Almost two years after one of history’s worst nuclear disasters forced Japan to close all but two of its atomic energy plants, the nation is developing what may be the world’s largest offshore field of wind farms near the site of the shuttered Fukushima Daiichi Nuclear Power Plant complex.
The energy generated by the wind farm should produce about 1 gigawatt (GW) of capacity, or roughly enough to power 700,000 homes. That’s only about one-quarter of Daiichi’s past 4.7 gigawatt output—and a small fraction of the amount of power taken offline when more than 50 other nuclear plants were shut down after the accident—but it’s a start.
The recently announced wind farm project, due for completion in 2020, will comprise 143 offshore turbines about 10 miles off the coast of Fukushima prefecture. Construction is expected to begin in July.

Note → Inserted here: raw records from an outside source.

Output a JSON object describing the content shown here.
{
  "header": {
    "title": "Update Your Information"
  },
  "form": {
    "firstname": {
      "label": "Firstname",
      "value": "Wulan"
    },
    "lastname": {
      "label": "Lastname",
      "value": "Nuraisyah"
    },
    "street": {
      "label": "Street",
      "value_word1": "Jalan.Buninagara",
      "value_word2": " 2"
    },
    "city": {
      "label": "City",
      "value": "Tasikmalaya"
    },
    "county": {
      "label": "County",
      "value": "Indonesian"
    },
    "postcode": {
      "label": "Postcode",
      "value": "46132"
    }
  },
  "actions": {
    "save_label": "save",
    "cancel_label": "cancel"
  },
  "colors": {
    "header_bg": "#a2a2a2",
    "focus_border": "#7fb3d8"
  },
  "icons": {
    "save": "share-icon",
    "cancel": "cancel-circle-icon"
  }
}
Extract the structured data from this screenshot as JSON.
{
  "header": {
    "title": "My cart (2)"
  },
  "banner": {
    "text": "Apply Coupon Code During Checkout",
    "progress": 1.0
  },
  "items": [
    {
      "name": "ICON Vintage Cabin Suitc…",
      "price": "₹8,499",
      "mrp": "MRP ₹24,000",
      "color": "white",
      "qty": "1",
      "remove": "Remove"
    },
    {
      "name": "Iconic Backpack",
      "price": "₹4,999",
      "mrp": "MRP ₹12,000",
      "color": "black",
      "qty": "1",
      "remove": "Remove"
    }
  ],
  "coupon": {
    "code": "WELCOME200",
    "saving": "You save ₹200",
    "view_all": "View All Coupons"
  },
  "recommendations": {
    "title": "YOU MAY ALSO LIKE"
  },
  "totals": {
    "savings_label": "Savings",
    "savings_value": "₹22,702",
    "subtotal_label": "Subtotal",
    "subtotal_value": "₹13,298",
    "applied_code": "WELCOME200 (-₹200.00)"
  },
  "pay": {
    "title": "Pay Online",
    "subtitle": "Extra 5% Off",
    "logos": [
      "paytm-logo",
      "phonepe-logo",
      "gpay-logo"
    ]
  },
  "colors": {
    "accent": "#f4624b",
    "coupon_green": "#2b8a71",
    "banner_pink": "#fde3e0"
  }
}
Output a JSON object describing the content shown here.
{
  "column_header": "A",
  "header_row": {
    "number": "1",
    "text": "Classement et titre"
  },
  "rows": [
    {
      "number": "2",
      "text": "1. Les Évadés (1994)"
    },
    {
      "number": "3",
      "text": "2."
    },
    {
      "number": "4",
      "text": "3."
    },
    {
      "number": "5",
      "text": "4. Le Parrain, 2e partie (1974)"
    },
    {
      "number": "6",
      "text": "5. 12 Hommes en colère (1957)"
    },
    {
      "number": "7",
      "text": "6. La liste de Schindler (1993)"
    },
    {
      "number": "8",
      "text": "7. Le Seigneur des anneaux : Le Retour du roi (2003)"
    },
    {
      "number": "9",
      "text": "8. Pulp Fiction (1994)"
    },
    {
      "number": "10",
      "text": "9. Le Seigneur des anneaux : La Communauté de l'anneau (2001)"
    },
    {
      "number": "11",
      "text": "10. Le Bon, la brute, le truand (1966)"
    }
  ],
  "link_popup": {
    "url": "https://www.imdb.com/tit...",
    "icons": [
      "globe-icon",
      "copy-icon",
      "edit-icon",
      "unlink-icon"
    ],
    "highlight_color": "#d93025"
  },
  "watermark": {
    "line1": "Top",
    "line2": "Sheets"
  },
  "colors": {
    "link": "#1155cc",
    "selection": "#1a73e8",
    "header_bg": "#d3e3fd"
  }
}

"The shutdown of Japan's nuclear reactors in the aftermath of the earthquake and tsunami has changed the perspectives toward renewable energy technologies,” Suchitra Sriram, an energy and environment analyst at the New York City-based market research firm Frost & Sullivan (News - Alert), told the International Business Times.
The project’s builder has not been announced, but industry players would put their money on Mitsubishi Corporation. The Tokyo-based company already is a major player in offshore wind—with another huge project, the Luchterduinen Offshore Wind Farm, sited about 15 miles off the coast of the Netherlands, ballyhooed just this week.
According to a report released last November by the Global Wind Energy Council, Japan ended 2011 with 2.5 gigawatts (GW) of maximum wind capacity, including the 166 megawatts added that year from 78 installed turbines. This amounts to less than one percent of Japan’s total electricity demand. The GWEC said one major hurdle for Japan in its drive to rapidly accelerate renewable energy development is that its entire energy sector requires reconsideration and reconstruction.
“Since the share of renewables in the energy mix in Japan is low, major efforts are required to replace the old energy system with a more modern and flexible system, suitable for large deployment of renewables,” said the report. “However, the most serious problem in Japan is the monopolistic and vertically integrated structure of its utilities. The future of Japan’s electricity sector post-Fukushima remains a major subject of debate.”
Want to learn more about the latest in communications and technology? Then be sure to attend ITEXPO Miami 2013, Jan 29- Feb. 1 in Miami, Florida. Stay in touch with everything happening at ITEXPO (News - Alert). Follow us on Twitter.
Edited by Brooke Neuman